Mississippi

1,120.10.5727512.515

Missouri

2,785.61.4863302.419

Montana

468.62.2767481.735

Nebraska

978.30.9805432.419

Nevada

1,289.43.3874272.226

New Hampshire

655.11.11,003123.74

New Jersey

4,051.21.71,14761.735

New Mexico

808.1-0.3812420.944

New York

9,264.01.51,21042.515

North Carolina

4,285.32.5865292.127

North Dakota

423.3-4.990823-3.351

Ohio

5,353.10.8882262.029

Oklahoma

1,570.5-1.4823410.645

Oregon

1,867.82.7933204.12

Pennsylvania

5,786.80.4971171.437

Rhode Island

482.90.6949182.515

South Carolina

2,013.72.4804442.810

South Dakota

432.71.0760492.711

Tennessee

2,900.42.4874271.338

Texas

11,810.71.01,000131.239

Utah

1,395.93.8840352.325

Vermont

310.6-0.1850332.419

Virginia

3,833.41.61,011101.239

Washington

3,281.62.81,08375.41

West Virginia

693.2-1.980045-0.447

Wisconsin

2,869.10.9856312.419

Wyoming

281.7-3.784934-2.250
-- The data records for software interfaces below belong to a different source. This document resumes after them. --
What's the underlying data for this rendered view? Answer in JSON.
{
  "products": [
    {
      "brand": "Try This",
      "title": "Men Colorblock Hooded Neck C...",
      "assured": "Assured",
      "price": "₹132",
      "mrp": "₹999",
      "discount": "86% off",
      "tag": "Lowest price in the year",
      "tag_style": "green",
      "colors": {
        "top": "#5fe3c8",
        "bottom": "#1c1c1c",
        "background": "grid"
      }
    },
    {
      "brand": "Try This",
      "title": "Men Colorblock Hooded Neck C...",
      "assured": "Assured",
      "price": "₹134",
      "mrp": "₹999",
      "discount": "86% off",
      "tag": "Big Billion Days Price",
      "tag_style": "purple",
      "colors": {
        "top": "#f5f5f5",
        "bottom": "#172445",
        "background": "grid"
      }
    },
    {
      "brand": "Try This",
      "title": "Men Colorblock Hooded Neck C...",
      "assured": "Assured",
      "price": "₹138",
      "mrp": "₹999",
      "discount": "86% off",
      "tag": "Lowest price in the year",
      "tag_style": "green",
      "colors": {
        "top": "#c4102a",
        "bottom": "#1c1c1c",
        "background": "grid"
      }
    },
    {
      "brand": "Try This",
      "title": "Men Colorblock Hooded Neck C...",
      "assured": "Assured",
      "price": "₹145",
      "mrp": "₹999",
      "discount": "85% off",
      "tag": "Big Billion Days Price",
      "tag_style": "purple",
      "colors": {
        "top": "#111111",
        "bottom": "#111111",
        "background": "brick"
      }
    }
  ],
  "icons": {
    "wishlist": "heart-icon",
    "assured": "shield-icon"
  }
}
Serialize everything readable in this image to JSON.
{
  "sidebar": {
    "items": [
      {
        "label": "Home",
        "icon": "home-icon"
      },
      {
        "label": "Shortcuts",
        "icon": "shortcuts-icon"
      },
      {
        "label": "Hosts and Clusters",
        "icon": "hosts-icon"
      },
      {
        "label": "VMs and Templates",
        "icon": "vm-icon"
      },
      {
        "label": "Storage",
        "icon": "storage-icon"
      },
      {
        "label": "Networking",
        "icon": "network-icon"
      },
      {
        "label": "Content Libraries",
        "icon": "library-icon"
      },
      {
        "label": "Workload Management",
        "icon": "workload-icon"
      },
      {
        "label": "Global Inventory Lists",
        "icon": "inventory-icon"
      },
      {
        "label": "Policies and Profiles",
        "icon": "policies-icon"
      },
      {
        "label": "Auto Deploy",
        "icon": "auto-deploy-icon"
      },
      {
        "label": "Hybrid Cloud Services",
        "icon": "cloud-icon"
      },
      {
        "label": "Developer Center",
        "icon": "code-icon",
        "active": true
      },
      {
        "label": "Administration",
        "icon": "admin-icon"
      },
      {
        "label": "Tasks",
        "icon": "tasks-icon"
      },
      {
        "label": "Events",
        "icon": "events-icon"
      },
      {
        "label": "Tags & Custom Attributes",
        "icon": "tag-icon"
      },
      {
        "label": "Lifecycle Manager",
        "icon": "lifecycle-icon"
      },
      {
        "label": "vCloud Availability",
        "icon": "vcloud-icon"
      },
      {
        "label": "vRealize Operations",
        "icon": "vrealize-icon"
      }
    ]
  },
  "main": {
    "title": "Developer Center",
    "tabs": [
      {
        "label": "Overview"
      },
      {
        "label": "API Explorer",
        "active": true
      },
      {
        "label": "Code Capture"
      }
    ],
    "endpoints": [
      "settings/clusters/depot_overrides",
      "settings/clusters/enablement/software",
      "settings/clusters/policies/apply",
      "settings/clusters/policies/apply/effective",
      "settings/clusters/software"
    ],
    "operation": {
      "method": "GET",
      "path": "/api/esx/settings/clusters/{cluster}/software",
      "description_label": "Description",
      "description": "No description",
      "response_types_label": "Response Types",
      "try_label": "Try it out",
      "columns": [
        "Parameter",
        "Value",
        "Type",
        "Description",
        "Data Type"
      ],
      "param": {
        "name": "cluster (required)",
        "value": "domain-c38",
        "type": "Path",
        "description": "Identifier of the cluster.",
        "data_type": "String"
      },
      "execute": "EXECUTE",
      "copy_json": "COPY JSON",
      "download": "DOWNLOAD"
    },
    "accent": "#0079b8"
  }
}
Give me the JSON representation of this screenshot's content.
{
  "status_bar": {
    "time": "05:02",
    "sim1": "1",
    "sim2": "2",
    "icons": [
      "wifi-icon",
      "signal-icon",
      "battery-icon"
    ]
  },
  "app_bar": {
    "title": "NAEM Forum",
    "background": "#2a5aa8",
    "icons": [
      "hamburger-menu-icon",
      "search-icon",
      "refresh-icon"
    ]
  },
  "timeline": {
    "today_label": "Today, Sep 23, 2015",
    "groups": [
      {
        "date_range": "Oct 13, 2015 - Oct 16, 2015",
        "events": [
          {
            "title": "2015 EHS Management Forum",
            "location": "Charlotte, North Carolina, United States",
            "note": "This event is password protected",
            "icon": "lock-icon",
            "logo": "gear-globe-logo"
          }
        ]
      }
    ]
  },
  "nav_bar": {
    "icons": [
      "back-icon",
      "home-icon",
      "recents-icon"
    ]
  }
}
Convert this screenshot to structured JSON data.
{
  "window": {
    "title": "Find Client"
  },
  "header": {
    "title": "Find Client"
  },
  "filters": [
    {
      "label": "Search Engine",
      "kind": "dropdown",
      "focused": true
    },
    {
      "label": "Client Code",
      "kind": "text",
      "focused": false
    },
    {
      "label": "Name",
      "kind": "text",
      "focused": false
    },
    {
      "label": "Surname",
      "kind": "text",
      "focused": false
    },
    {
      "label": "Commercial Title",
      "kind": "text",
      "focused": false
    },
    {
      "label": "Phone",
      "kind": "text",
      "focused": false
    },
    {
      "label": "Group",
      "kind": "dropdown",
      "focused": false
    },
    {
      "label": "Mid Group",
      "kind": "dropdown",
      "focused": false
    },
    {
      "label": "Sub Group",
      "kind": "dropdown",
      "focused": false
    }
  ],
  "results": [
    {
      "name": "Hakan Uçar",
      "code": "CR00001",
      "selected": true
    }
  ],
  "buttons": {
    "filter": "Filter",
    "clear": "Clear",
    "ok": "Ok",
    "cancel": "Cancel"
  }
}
Puerto Rico

879.5-0.7512(3)0.2(3)

Virgin Islands

38.40.9743(3)-0.4(3)

Footnotes:
(1) Average weekly wages were calculated using unrounded data.
(2) Totals for the United States do not include data for Puerto Rico or the Virgin Islands.
(3) Data not included in the national ranking.
 

Note: Data are preliminary. Covered employment and wages includes workers covered by Unemployment Insurance (UI) and Unemployment Compensation for Federal Employees (UCFE) programs.
 

 

Last Modified Date: Tuesday, December 20, 2016